Back to School
This month I mark my first anniversary as Chief Executive at Samaritans and also as a resident of the Hunter region. Over this twelve month period, I’ve been in the fortunate position to observe and be involved with this community who is exceedingly generous, welcoming and kind. I’ve personally witnessed the way in which Hunter locals come together to support all who need it- particularly those who have experienced trauma, isolation or loneliness for a variety of reasons.
As we look to the first week back at school for many local students, I reflect on a cause that I am passionate about and that I see as being a key priority for the Hunter region over the next twelve months: youth mental health.
Samaritans supports thousands of young people each year across a number of services and I have noticed first-hand the energy and enthusiasm that young people have to contribute to our community. I am a huge advocate for realising and encouraging this potential and providing relevant and exciting opportunities for them to engage more fully in society, where it can be often difficult to ‘get a break’. It is important that we as a community band together to support their development in a way that is progressive, helpful and nurturing.
It is critical to continue to provide opportunities for young people to deal with the many and varied challenges, demands and pressures that they face in a way that works toward reducing the stigmas associated with mental health.
Samaritans has the privilege of running the Hunter headspace service in Maitland; a commendable model that offers youth-friendly venues and supports to meet the ever-changing and growing needs of our young people between the ages of 12 and 25 years. In the last financial year, occasions of service grew by 19% on the previous year.
Through a comprehensive consultation program with a committed youth reference group, headspace continues to exceed national averages in terms of service delivery outcomes.
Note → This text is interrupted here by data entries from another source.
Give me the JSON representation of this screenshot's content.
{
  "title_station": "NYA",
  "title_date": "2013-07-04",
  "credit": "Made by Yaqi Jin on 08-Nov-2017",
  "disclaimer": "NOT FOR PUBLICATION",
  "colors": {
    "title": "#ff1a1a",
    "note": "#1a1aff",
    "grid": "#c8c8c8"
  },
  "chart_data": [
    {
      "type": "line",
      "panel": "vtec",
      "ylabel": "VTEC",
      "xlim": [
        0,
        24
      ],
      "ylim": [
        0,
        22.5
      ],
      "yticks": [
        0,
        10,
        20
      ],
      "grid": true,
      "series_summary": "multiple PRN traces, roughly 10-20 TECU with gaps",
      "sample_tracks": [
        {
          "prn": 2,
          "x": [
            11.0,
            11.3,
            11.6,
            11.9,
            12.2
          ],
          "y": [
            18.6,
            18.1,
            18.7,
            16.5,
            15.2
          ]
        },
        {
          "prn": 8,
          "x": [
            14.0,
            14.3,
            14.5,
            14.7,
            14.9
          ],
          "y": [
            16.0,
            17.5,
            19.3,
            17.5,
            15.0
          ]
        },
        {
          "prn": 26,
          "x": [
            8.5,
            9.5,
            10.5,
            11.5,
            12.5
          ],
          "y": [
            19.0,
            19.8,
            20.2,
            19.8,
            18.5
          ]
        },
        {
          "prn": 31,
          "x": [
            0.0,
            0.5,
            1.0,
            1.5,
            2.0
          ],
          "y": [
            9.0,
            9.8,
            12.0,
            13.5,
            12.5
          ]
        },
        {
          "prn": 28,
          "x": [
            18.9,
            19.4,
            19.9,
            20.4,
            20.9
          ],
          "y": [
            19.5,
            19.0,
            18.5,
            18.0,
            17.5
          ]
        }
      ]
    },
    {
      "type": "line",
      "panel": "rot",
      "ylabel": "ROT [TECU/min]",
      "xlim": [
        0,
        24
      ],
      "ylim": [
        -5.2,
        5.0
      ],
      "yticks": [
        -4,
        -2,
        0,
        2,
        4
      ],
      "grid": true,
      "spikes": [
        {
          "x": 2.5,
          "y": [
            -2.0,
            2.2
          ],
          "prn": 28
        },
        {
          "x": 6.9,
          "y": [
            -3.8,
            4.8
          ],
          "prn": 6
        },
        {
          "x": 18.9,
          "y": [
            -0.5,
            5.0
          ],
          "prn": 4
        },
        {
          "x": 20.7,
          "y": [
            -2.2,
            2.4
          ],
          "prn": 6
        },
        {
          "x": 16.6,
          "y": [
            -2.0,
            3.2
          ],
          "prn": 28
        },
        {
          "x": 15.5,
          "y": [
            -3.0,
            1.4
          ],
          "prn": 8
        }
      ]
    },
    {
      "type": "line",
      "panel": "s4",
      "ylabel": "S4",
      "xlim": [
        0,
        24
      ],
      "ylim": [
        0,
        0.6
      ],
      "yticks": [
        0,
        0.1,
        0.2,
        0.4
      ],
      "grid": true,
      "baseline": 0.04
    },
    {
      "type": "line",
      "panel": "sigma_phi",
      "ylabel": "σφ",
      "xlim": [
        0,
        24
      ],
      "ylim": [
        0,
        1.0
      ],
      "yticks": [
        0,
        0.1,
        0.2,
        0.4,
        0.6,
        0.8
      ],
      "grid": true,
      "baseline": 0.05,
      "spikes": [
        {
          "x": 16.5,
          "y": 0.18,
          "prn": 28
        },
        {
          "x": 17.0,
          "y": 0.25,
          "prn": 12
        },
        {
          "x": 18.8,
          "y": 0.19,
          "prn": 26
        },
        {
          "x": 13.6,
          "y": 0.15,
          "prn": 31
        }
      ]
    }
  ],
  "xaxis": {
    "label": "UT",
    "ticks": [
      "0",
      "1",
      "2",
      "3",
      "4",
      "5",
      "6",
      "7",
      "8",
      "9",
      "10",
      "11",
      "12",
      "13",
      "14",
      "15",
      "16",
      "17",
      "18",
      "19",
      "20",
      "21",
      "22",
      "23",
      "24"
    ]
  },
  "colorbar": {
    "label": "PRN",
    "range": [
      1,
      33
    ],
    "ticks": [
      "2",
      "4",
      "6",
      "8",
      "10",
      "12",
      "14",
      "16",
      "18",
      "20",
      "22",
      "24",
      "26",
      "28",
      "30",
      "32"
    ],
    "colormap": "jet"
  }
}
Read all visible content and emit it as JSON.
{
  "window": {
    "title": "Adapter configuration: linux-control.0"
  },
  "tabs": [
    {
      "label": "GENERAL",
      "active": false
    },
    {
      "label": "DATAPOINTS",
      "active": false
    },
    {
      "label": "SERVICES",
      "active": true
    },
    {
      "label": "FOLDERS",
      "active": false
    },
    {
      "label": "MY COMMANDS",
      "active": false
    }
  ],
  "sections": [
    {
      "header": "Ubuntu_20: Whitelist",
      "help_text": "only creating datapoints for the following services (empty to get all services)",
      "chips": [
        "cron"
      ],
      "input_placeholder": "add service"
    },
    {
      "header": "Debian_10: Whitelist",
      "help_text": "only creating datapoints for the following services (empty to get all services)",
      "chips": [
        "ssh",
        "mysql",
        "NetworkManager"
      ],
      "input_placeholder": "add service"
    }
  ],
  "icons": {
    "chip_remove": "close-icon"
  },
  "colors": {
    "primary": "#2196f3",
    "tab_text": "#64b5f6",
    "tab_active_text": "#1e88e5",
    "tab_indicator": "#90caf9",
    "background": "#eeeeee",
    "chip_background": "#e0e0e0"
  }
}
Suicidal ideation and self-harm is significantly reduced through attendance at headspace, with the support of specialist allied health professionals.
According to a mental health report released by the University of NSW at the end of 2016, substantially more young people using headspace services nationally get significantly better (22.7%) than those who get worse (9.4%) when measured against national benchmarks of psychological distress compared to the broader youth population
At Hunter headspace the representation of young people visiting headspace who identify as Aboriginal or Torres Strait Islander (17.5%), LGBTQIA+ (15%) and CALD is double that of their representation in the general population, which demonstrates our commitment to respectful and welcoming service delivery for all.
The government has made a commitment to the growth of headspace services across the country which I believe is a welcome investment. Understanding and investing in the mental health of young people results in benefits for all- a more productive, collaborative and supportive community.
I look forward to continuing to grow my involvement and immersion in the Hunter and hope that in another 12 months as I reflect on the year that was, I can report on continuing positive outcomes for our local young people.
I wish all who are returning to school and studies this week a smooth and happy transition and encourage those who might need a little extra support to reach out. There are many local organisations, including Samaritans, that want to help in whatever way they can.
If you are in need of immediate support, please call Lifeline on 13 11 14 or Kids Helpline on 1800 55 1800.